New York (AP) – Tamara Payne and her father the late Les Payne’s Malcolm X biography, “The Dead Are Arising,” has won the National Book Award for nonﬁction.
Charles Yu’s “Interior Chinatown” was cited for ﬁction and Kacen Callender’s “King and the Dragonflies” for young people’s literature. The poetry prize went to Don Mee Choi’s “DMZ Colony” and the winner for best translated work was Yu Miri’s “Tokyo Ueno Station,” translated from Japanese by Morgan Giles. Honorary medals were given Wednesday night to mystery novelist Walter Mosley and to the late CEO of Simon & Schuster, Carolyn Reidy, who died in May at age 71. The children’s author and current US Youth Ambassador for young adult literature Jason Reynolds served as emcee, and along with Bob Woodward and Walter Isaacson was among the Simon & Schuster writers who appeared in a taped tribute to Reidy.
Because of the pandemic, one of publishing’s most high-proﬁle gatherings was streamed online, with presenters and winners speaking everywhere from New York to Japan. The traditional dinner ceremony is the nonproﬁt National Book Foundation’s most important source of income and is usually held at Cipriani Wall Street, where publishers and other ofﬁcials pay thousands of dollars for tables or individual seats. The foundation instead has been asking for donations of $50 or more. As of Wednesday evening, just over $490,000 had been pledged from 851 donors.
Along with the pandemic and the presidential election, diversity has been an ongoing theme in the book world this year and remained so Wednesday night, from publishers being urged to transform a historically white industry to the winners themselves.
Yu’s novel is a sendup of Chinese stereotypes and of the immigrants’ conflict between wanting to assimilate and asserting their true selves. Mosley, the ﬁrst Black man to win the medal for Distinguished Contribution to American Letters, spoke of his debt to such literary heroes as Ishmael Reed, John Edgar Wideman and Ralph Ellison.

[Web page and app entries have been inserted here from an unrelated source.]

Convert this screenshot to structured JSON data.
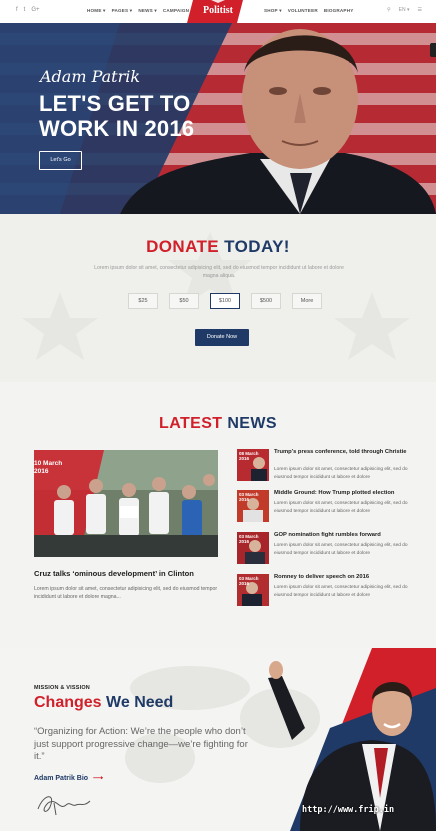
{
  "header": {
    "social": [
      "f",
      "t",
      "G+"
    ],
    "nav_left": [
      "HOME ▾",
      "PAGES ▾",
      "NEWS ▾",
      "CAMPAIGN"
    ],
    "logo": "Politist",
    "nav_right": [
      "SHOP ▾",
      "VOLUNTEER",
      "BIOGRAPHY"
    ],
    "tools": [
      "⚲",
      "EN ▾",
      "☰"
    ]
  },
  "hero": {
    "script_name": "Adam Patrik",
    "title": "LET'S GET TO WORK IN 2016",
    "button": "Let's Go"
  },
  "donate": {
    "title_red": "DONATE",
    "title_navy": "TODAY!",
    "text": "Lorem ipsum dolor sit amet, consectetur adipisicing elit, sed do eiusmod tempor incididunt ut labore et dolore magna aliqua.",
    "amounts": [
      "$25",
      "$50",
      "$100",
      "$500",
      "More"
    ],
    "selected": "$100",
    "button": "Donate Now"
  },
  "news": {
    "title_red": "LATEST",
    "title_navy": "NEWS",
    "main": {
      "date": "10 March 2016",
      "headline": "Cruz talks ‘ominous development’ in Clinton",
      "excerpt": "Lorem ipsum dolor sit amet, consectetur adipisicing elit, sed do eiusmod tempor incididunt ut labore et dolore magna..."
    },
    "items": [
      {
        "date": "08 March 2016",
        "title": "Trump's press conference, told through Christie",
        "text": "Lorem ipsum dolor sit amet, consectetur adipisicing elit, sed do eiusmod tempor incididunt ut labore et dolore"
      },
      {
        "date": "03 March 2016",
        "title": "Middle Ground: How Trump plotted election",
        "text": "Lorem ipsum dolor sit amet, consectetur adipisicing elit, sed do eiusmod tempor incididunt ut labore et dolore"
      },
      {
        "date": "03 March 2016",
        "title": "GOP nomination fight rumbles forward",
        "text": "Lorem ipsum dolor sit amet, consectetur adipisicing elit, sed do eiusmod tempor incididunt ut labore et dolore"
      },
      {
        "date": "03 March 2016",
        "title": "Romney to deliver speech on 2016",
        "text": "Lorem ipsum dolor sit amet, consectetur adipisicing elit, sed do eiusmod tempor incididunt ut labore et dolore"
      }
    ]
  },
  "mission": {
    "label": "MISSION & VISSION",
    "title_red": "Changes",
    "title_navy": "We Need",
    "quote": "“Organizing for Action: We’re the people who don’t just support progressive change—we’re fighting for it.”",
    "bio_link": "Adam Patrik Bio",
    "arrow": "⟶"
  },
  "watermark": "http://www.frip.in",
  "colors": {
    "red": "#d1202a",
    "navy": "#1f3a66"
  }
}
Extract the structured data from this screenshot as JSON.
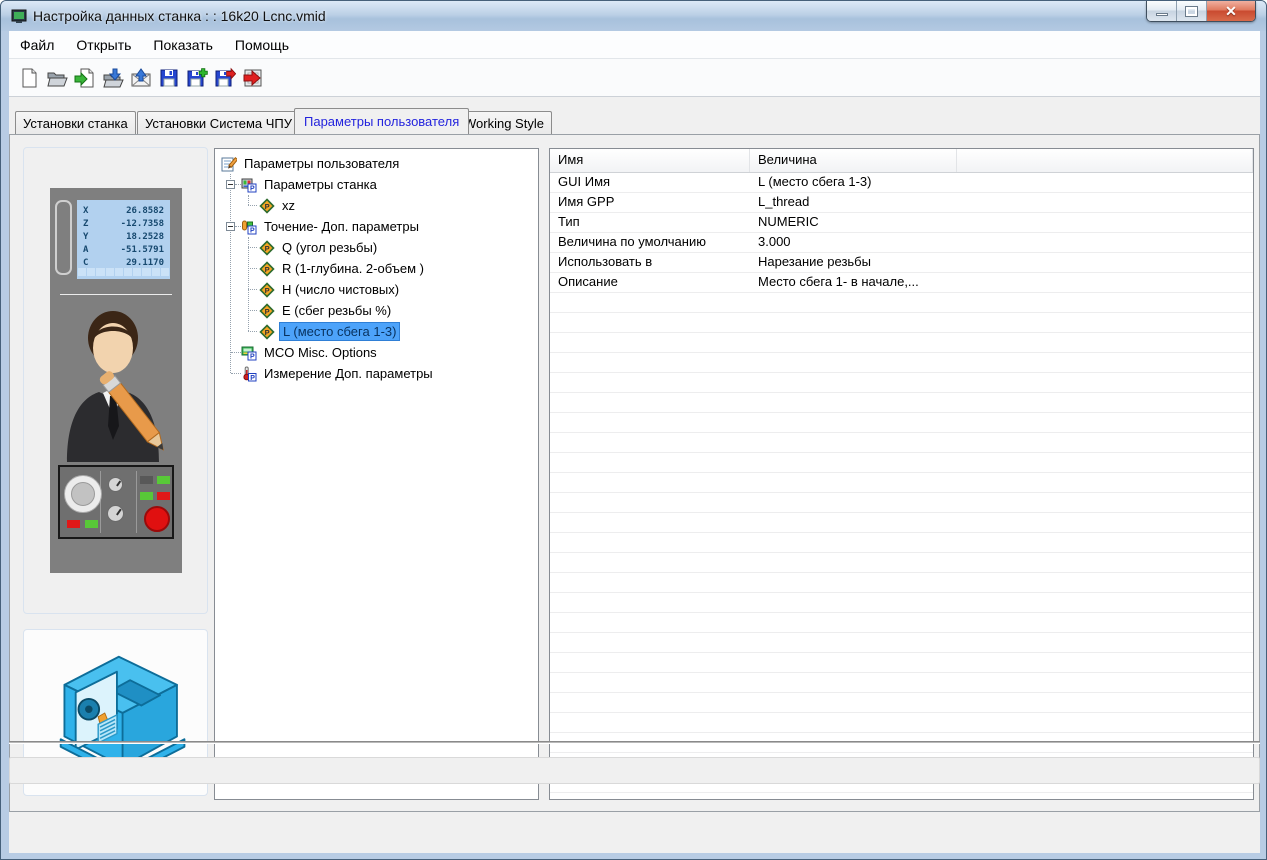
{
  "window": {
    "title": "Настройка данных станка : : 16k20 Lcnc.vmid"
  },
  "menu": {
    "items": [
      "Файл",
      "Открыть",
      "Показать",
      "Помощь"
    ]
  },
  "toolbar": {
    "buttons": [
      "new-document",
      "open-folder",
      "import-file",
      "load-into-folder",
      "mail-receive",
      "save",
      "save-add",
      "save-export",
      "exit"
    ]
  },
  "tabs": {
    "items": [
      {
        "label": "Установки станка"
      },
      {
        "label": "Установки Система ЧПУ"
      },
      {
        "label": "Параметры пользователя",
        "active": true
      },
      {
        "label": "Working Style"
      }
    ]
  },
  "dro": {
    "rows": [
      {
        "axis": "X",
        "value": "26.8582"
      },
      {
        "axis": "Z",
        "value": "-12.7358"
      },
      {
        "axis": "Y",
        "value": "18.2528"
      },
      {
        "axis": "A",
        "value": "-51.5791"
      },
      {
        "axis": "C",
        "value": "29.1170"
      }
    ]
  },
  "tree": {
    "items": [
      {
        "label": "Параметры пользователя",
        "depth": 0,
        "icon": "notepad-pencil"
      },
      {
        "label": "Параметры станка",
        "depth": 1,
        "icon": "machine-params",
        "expanded": true
      },
      {
        "label": "xz",
        "depth": 2,
        "icon": "param-diamond"
      },
      {
        "label": "Точение- Доп. параметры",
        "depth": 1,
        "icon": "turning-params",
        "expanded": true
      },
      {
        "label": "Q (угол резьбы)",
        "depth": 2,
        "icon": "param-diamond"
      },
      {
        "label": "R (1-глубина. 2-объем )",
        "depth": 2,
        "icon": "param-diamond"
      },
      {
        "label": "H (число чистовых)",
        "depth": 2,
        "icon": "param-diamond"
      },
      {
        "label": "E (сбег резьбы %)",
        "depth": 2,
        "icon": "param-diamond"
      },
      {
        "label": "L (место сбега 1-3)",
        "depth": 2,
        "icon": "param-diamond",
        "selected": true
      },
      {
        "label": "MCO Misc. Options",
        "depth": 1,
        "icon": "mco-options"
      },
      {
        "label": "Измерение Доп. параметры",
        "depth": 1,
        "icon": "measure-params"
      }
    ]
  },
  "table": {
    "columns": [
      "Имя",
      "Величина"
    ],
    "rows": [
      {
        "name": "GUI Имя",
        "value": "L (место сбега 1-3)"
      },
      {
        "name": "Имя GPP",
        "value": "L_thread"
      },
      {
        "name": "Тип",
        "value": "NUMERIC"
      },
      {
        "name": "Величина по умолчанию",
        "value": "3.000"
      },
      {
        "name": "Использовать в",
        "value": "Нарезание резьбы"
      },
      {
        "name": "Описание",
        "value": "Место сбега 1- в начале,..."
      }
    ]
  }
}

The award for “The Dead Are Arising” is the second time in a decade a Malcolm X biography has received a high honor for nonﬁction and the second time the honor was, at least in part, posthumous. The scholar Manning Marable died right before the 2011 publication of “Malcolm X,” which went on to win a Pulitzer Prize and receive a National Book Award nomination. Les Payne, a Pulitzer Prize-winning journalist, died in 2018.
“This is such a bittersweet moment,” Tamara Payne said upon accepting the award Wednesday night. “I really wish my father was here for this.”